The diametrical opposite are the servings at restaurants? Who decided on those portions? “What would Andre The Giant eat?” Our childhood instruction was “Finish your food.” You do that at restaurants, don’t be surprised if you are unable to get up. It’s like, “If we give them more, we can charge them more.” It’s too late to go back now. Diners would go, “What happened? I can see the plate.”
And finally – and, to me, most significantly…
“Eating” is for a reason. Without getting too “doctor-y” about it, it keeps you alive. But I have noticed I eat sometimes when, if I asked myself, “Are you really hungry?”, I wouldn’t.
This is another kind of eating entirely. If we had kept it, we would not find it included in the Official Eater’s Manual.
It goes like this.
Somebody hurt my feelings.
I pig out on crackers.
The game’s tensely exciting.
I eat an entire wedge of cheese. (Much of it sitting on crackers.)
"Double-up" on the pie, just to "get it out of the house.”
This is not eating. It is inhalation of food. For which there are detectable signals:
I eat one bite, while thinking about the next bite.
I eat the main course, while thinking about dessert.
I finish my meal – often in less than ten minutes – and, for the life of me, I
cannot remember what I just had.
I know it looks like eating, but I truly believe it’s something else. The Yiddish word for this behavior is fressing. Which kind of sounds like what it is.
(A psycho-maxim to consider in this regard: “It’s not what you eat. It’s what eats you.”)
Sometimes, it’s the contextual environment.
I’ve been invited to a “home-cooked” meal. It’s not delicious, but how do I not eat it? (And even more of it than if it was good.)
I’m at a reception, gorging on flavorless “Tortellini-on-a-Toothpick”?
I have just had wine. And no one’s talking to me at the reception.
I’m in a bakery buying bread, which is already “Look out.” I spot a muesli cookie. Which I, by the accepted standards of “Hungriness” – the preeminent one being I just ate – I do not need.
But I have never had a muesli cookie before. And they’ve come “straight from the oven.” And they are by the bread and the guy’s standing there, brandishing his “pick-up” tongs.

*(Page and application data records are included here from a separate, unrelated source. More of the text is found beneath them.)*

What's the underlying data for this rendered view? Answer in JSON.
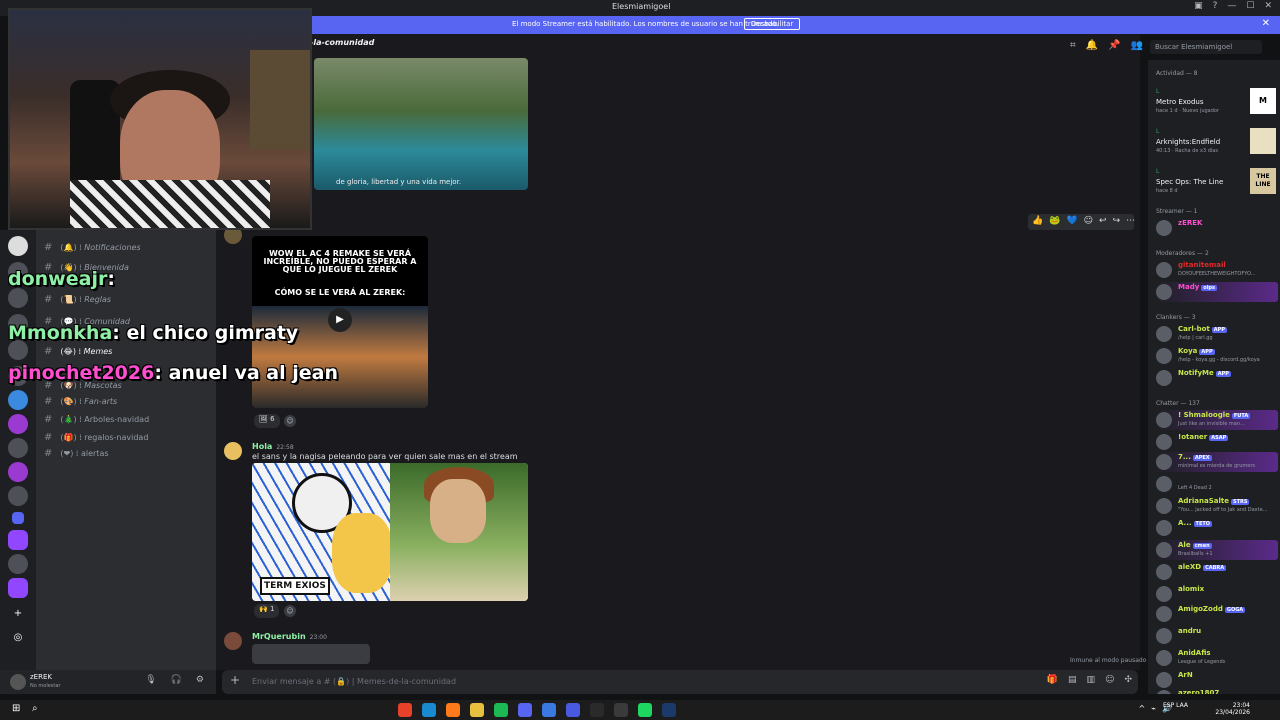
{
  "window": {
    "title": "Elesmiamigoel"
  },
  "streamer_bar": {
    "message": "El modo Streamer está habilitado. Los nombres de usuario se han truncado.",
    "button": "Deshabilitar"
  },
  "channel": {
    "name": "-la-comunidad",
    "search_placeholder": "Buscar Elesmiamigoel"
  },
  "channels": [
    {
      "emoji": "🔔",
      "label": "Notificaciones"
    },
    {
      "emoji": "👋",
      "label": "Bienvenida"
    },
    {
      "emoji": "📜",
      "label": "Reglas"
    },
    {
      "emoji": "💬",
      "label": "Comunidad"
    },
    {
      "emoji": "😂",
      "label": "Memes"
    },
    {
      "emoji": "🐶",
      "label": "Mascotas"
    },
    {
      "emoji": "🎨",
      "label": "Fan-arts"
    },
    {
      "emoji": "🎄",
      "label": "Arboles-navidad"
    },
    {
      "emoji": "🎁",
      "label": "regalos-navidad"
    },
    {
      "emoji": "❤",
      "label": "alertas"
    }
  ],
  "overlay_chat": [
    {
      "user": "donweajr",
      "text": ""
    },
    {
      "user": "Mmonkha",
      "text": "el chico gimraty"
    },
    {
      "user": "pinochet2026",
      "text": "anuel va al jean"
    }
  ],
  "messages": {
    "island_caption": "de gloria, libertad y una vida mejor.",
    "ac_title": "WOW EL AC 4 REMAKE SE VERÁ INCREÍBLE, NO PUEDO ESPERAR A QUE LO JUEGUE EL ZEREK",
    "ac_subtitle": "CÓMO SE LE VERÁ AL ZEREK:",
    "reaction_1_count": "6",
    "hola_author": "Hola",
    "hola_time": "22:58",
    "hola_text": "el sans y la nagisa peleando para ver quien sale mas en el stream",
    "sans_logo": "TERM EXIOS",
    "reaction_2_count": "1",
    "querubin_author": "MrQuerubin",
    "querubin_time": "23:00"
  },
  "composer": {
    "placeholder": "Enviar mensaje a # (🔒) | Memes-de-la-comunidad"
  },
  "slowmode": "Inmune al modo pausado",
  "user_panel": {
    "name": "zEREK",
    "status": "No molestar"
  },
  "members": {
    "activity_header": "Actividad — 8",
    "activities": [
      {
        "label": "L",
        "game": "Metro Exodus",
        "sub": "hace 1 d · Nuevo jugador",
        "thumb": "M"
      },
      {
        "label": "L",
        "game": "Arknights:Endfield",
        "sub": "40:13 · Racha de x3 días",
        "thumb": ""
      },
      {
        "label": "L",
        "game": "Spec Ops: The Line",
        "sub": "hace 8 d",
        "thumb": "THE LINE"
      }
    ],
    "streamer_header": "Streamer — 1",
    "streamer": [
      {
        "name": "zEREK",
        "sub": ""
      }
    ],
    "mod_header": "Moderadores — 2",
    "mods": [
      {
        "name": "gitanitemail",
        "sub": "DOYOUFEELTHEWEIGHTOFYO..."
      },
      {
        "name": "Mady",
        "sub": "",
        "tag": "olps"
      }
    ],
    "clankers_header": "Clankers — 3",
    "clankers": [
      {
        "name": "Carl-bot",
        "sub": "/help | carl.gg",
        "tag": "APP"
      },
      {
        "name": "Koya",
        "sub": "/help - koya.gg - discord.gg/koya",
        "tag": "APP"
      },
      {
        "name": "NotifyMe",
        "sub": "",
        "tag": "APP"
      }
    ],
    "chatter_header": "Chatter — 137",
    "chatters": [
      {
        "name": "! Shmaloogle",
        "sub": "Just like an invisible man...",
        "tag": "FUTA"
      },
      {
        "name": "!otaner",
        "sub": "",
        "tag": "ASAP"
      },
      {
        "name": "7...",
        "sub": "minimal es mierda de grumers",
        "tag": "APEX"
      },
      {
        "name": "",
        "sub": "Left 4 Dead 2",
        "tag": ""
      },
      {
        "name": "AdrianaSalte",
        "sub": "\"You... jacked off to Jak and Daxte...",
        "tag": "STRS"
      },
      {
        "name": "A...",
        "sub": "",
        "tag": "TETO"
      },
      {
        "name": "Ale",
        "sub": "Brasilballs +1",
        "tag": "cmen"
      },
      {
        "name": "aleXD",
        "sub": "",
        "tag": "CABRA"
      },
      {
        "name": "alomix",
        "sub": "",
        "tag": ""
      },
      {
        "name": "AmigoZodd",
        "sub": "",
        "tag": "GOGA"
      },
      {
        "name": "andru",
        "sub": "",
        "tag": ""
      },
      {
        "name": "AnidAfis",
        "sub": "League of Legends",
        "tag": ""
      },
      {
        "name": "ArN",
        "sub": "",
        "tag": ""
      },
      {
        "name": "azero1807",
        "sub": "",
        "tag": ""
      }
    ]
  },
  "taskbar": {
    "lang": "ESP\nLAA",
    "time": "23:04",
    "date": "23/04/2026"
  },
  "colors": {
    "blurple": "#5865f2",
    "green": "#23a55a",
    "pink": "#ff4fd0"
  }
}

So I buy it.
And I consume it in twelve seconds.
I have no idea what that’s about, but my guess is it has nothing to do with a muesli cookie.
These are some of the things I’ve noticed, trying to get a “mindful” handle on my everyday eating. As I said yesterday, “noticing” does not necessarily mean following up.
Still, being a natural noticer,
I just figured I’d give it a try.